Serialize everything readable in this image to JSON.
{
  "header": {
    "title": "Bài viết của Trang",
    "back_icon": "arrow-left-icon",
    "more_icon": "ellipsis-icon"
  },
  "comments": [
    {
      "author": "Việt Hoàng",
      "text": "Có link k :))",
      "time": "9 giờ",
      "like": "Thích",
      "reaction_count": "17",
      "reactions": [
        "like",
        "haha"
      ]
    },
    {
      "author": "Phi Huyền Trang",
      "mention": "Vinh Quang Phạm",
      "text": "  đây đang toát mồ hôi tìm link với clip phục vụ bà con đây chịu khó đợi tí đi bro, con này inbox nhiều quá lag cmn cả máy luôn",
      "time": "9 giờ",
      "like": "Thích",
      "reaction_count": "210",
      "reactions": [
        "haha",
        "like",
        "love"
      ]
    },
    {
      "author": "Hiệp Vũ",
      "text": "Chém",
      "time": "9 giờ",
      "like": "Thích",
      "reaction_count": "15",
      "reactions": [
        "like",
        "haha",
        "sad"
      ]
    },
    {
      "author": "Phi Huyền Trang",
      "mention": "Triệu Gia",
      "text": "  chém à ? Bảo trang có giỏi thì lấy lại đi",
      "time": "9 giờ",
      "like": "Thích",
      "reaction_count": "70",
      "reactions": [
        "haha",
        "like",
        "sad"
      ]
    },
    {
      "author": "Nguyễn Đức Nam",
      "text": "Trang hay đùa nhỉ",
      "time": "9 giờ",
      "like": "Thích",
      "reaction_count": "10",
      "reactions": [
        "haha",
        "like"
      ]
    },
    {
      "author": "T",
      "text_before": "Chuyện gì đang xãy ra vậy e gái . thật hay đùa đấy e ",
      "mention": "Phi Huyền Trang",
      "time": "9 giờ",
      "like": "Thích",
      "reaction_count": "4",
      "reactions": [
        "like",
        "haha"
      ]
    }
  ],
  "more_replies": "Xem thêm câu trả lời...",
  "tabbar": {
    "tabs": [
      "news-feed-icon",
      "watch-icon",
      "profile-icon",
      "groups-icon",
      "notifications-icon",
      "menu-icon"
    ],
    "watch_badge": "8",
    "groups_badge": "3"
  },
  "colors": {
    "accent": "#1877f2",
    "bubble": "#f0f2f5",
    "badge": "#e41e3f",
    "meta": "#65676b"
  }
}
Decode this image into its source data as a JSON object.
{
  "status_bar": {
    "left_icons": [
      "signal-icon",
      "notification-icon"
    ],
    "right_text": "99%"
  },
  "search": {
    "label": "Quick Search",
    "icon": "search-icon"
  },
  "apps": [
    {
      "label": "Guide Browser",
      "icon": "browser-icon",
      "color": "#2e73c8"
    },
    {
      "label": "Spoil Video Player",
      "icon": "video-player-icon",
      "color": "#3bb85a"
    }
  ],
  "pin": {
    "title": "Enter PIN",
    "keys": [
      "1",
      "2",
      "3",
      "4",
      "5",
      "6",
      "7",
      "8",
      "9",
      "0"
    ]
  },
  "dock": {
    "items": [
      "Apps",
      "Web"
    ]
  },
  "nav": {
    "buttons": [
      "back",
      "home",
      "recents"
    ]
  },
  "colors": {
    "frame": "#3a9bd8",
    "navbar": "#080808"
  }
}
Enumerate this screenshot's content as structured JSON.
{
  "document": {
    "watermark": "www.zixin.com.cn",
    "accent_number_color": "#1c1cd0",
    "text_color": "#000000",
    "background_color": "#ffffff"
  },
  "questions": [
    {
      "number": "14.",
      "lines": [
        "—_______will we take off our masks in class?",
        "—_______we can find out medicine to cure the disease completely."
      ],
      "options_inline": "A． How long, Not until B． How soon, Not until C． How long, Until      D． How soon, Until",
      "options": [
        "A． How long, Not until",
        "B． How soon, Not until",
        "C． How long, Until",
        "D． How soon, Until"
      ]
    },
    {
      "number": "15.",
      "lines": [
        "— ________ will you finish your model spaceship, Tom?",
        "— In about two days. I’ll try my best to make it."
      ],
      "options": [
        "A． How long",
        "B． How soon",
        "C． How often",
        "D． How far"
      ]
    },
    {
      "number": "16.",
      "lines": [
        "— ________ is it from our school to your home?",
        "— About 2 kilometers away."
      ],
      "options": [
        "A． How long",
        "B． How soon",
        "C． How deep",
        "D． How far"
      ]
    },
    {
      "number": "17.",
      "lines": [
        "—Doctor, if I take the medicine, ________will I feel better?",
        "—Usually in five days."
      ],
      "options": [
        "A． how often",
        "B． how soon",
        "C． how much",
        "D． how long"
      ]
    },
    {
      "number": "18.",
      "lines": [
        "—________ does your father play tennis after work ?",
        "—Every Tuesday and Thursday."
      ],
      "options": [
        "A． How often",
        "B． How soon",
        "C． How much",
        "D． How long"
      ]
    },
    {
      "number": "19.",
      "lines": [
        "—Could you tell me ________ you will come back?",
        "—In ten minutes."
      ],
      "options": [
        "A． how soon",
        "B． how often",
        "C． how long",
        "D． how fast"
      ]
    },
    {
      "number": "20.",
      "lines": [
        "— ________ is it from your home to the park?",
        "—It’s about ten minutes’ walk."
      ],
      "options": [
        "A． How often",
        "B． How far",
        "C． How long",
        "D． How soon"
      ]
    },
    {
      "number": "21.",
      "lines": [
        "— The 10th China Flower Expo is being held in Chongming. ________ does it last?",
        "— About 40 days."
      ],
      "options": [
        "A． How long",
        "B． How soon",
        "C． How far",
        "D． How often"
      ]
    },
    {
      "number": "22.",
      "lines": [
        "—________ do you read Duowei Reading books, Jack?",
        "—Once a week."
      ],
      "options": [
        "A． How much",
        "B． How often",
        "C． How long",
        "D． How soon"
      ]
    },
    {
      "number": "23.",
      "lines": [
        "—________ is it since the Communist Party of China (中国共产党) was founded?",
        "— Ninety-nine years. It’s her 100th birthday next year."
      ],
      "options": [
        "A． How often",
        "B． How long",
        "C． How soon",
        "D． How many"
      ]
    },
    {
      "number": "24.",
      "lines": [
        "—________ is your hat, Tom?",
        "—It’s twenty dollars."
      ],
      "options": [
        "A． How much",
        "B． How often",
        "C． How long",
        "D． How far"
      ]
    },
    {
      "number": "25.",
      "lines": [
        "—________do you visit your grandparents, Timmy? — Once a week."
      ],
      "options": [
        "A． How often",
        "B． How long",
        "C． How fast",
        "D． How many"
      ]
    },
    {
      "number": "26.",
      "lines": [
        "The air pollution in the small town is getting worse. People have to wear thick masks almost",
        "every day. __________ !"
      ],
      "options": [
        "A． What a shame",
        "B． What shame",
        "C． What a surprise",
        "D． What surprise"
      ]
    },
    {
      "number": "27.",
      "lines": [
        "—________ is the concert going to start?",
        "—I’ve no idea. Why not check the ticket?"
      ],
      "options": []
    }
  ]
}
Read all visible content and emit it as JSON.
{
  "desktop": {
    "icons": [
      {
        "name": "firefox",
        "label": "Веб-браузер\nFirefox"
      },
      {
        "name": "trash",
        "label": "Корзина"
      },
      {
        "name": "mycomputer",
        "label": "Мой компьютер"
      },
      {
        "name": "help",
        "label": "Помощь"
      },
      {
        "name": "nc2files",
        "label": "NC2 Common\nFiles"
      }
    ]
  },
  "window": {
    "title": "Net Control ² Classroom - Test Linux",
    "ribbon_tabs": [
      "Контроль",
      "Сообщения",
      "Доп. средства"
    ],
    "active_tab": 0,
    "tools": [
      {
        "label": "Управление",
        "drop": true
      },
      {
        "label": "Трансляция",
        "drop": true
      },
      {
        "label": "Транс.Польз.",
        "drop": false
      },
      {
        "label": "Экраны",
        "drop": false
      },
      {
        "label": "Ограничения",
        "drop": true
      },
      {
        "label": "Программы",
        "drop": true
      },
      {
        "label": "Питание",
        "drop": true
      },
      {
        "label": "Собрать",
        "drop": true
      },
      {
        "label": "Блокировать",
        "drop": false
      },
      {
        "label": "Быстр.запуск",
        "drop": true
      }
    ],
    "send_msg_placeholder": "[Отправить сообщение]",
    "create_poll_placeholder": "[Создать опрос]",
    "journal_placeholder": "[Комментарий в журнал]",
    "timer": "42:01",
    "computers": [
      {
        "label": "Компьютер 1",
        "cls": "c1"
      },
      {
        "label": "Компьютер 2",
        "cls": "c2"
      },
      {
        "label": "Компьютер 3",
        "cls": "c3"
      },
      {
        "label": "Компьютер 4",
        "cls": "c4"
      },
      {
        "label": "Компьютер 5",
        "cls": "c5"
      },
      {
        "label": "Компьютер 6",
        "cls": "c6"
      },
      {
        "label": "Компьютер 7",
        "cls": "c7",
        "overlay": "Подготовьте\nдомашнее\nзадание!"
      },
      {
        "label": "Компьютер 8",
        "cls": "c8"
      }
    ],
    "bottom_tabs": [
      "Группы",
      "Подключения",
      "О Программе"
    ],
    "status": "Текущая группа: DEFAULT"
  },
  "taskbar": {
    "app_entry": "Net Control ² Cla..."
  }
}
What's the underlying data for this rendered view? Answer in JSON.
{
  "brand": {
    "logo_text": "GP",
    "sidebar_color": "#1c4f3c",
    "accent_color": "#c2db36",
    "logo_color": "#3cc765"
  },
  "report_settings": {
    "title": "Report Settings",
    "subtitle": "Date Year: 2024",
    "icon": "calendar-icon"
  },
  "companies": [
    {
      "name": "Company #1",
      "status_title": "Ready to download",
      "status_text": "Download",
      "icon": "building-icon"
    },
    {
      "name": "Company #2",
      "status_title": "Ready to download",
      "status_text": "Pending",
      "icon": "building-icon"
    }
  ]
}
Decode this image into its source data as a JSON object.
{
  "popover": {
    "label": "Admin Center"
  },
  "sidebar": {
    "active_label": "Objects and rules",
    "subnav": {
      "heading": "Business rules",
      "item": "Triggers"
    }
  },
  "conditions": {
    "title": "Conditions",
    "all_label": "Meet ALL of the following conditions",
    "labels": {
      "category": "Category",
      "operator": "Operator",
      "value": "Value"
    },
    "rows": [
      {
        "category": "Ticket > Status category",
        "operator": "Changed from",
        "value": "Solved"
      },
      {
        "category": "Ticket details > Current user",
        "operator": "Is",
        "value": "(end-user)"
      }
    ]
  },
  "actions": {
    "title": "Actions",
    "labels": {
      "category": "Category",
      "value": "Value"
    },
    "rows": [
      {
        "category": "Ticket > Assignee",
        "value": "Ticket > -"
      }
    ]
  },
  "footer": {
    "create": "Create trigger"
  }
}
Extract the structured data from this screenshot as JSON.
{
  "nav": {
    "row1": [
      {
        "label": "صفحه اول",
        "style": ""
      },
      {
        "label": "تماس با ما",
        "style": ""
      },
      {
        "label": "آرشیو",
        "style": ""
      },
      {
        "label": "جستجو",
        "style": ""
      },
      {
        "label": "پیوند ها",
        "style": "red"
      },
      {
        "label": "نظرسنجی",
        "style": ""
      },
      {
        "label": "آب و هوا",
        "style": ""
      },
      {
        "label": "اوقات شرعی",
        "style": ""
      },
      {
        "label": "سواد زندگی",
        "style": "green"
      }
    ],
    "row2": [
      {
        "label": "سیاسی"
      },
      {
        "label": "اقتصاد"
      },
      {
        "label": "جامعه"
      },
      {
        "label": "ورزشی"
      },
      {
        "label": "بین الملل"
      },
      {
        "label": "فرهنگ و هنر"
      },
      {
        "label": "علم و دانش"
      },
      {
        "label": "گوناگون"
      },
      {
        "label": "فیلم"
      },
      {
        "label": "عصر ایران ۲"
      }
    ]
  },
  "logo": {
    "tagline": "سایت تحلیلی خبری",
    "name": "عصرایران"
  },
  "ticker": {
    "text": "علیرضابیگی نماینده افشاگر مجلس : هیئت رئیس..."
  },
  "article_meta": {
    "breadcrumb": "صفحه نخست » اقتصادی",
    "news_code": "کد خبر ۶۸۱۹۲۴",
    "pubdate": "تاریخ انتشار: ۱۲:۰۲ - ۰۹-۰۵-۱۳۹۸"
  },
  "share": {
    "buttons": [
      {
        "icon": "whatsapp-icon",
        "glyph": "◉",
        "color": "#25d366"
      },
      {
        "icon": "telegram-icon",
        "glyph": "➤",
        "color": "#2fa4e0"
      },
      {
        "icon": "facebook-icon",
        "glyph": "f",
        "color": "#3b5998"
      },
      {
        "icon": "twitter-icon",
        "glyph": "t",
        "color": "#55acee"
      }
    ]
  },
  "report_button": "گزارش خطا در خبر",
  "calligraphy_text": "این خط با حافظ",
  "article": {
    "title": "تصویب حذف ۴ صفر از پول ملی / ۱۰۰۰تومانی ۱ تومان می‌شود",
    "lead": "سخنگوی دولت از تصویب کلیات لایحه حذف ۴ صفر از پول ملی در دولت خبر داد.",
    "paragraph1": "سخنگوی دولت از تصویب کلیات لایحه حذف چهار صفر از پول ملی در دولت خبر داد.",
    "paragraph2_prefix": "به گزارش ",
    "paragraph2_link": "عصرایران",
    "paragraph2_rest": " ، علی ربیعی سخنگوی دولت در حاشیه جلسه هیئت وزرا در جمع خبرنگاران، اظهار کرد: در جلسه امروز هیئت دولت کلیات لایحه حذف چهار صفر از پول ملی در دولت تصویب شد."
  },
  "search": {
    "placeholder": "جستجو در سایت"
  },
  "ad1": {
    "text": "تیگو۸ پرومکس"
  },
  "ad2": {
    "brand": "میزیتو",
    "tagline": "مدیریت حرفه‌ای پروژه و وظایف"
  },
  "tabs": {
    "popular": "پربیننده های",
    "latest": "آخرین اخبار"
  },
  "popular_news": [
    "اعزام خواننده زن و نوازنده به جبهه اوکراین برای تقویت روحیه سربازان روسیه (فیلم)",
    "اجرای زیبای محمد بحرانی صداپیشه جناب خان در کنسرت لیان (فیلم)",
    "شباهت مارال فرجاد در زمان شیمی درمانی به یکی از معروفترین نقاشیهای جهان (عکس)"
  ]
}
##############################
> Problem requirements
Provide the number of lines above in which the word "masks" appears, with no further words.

> Exercise response
2